EXERCISE OBJECTIVE -
For the records below, give the number of lines containing the word "JSON" and no other text.

RECORDS TO USE -
· · · · ·

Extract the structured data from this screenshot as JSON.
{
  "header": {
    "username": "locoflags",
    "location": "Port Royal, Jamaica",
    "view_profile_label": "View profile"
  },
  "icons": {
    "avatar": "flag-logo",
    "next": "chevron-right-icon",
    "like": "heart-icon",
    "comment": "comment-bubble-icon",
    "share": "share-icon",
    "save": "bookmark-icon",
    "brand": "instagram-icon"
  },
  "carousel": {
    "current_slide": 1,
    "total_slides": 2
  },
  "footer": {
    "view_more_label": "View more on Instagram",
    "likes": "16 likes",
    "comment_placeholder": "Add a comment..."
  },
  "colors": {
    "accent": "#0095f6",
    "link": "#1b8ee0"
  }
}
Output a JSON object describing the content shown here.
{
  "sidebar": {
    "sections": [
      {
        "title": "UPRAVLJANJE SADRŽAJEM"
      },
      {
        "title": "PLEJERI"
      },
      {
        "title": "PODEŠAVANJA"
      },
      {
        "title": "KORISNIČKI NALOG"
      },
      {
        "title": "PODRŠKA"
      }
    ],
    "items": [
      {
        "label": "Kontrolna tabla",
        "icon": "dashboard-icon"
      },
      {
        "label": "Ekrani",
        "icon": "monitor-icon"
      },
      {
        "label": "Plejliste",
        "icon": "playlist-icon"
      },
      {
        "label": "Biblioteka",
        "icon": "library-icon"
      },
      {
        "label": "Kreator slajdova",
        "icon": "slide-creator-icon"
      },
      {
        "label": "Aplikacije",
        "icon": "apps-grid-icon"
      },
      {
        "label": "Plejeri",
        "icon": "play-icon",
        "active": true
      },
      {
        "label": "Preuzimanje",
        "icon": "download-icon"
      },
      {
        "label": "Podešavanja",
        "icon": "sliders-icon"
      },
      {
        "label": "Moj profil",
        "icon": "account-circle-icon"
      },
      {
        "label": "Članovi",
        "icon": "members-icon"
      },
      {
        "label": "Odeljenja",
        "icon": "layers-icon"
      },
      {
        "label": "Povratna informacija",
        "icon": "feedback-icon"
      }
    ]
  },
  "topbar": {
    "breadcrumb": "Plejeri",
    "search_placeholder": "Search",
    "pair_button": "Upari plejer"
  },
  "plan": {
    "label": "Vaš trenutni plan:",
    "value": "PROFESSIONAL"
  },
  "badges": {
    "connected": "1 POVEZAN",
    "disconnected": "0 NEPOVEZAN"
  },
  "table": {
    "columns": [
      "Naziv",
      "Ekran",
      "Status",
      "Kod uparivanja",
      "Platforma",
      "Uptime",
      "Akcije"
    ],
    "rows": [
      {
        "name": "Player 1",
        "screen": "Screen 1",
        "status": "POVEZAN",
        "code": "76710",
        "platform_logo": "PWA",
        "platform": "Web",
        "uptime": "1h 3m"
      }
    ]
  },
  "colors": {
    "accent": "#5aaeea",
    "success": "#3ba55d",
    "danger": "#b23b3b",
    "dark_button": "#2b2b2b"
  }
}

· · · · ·

TASK RESULT -
2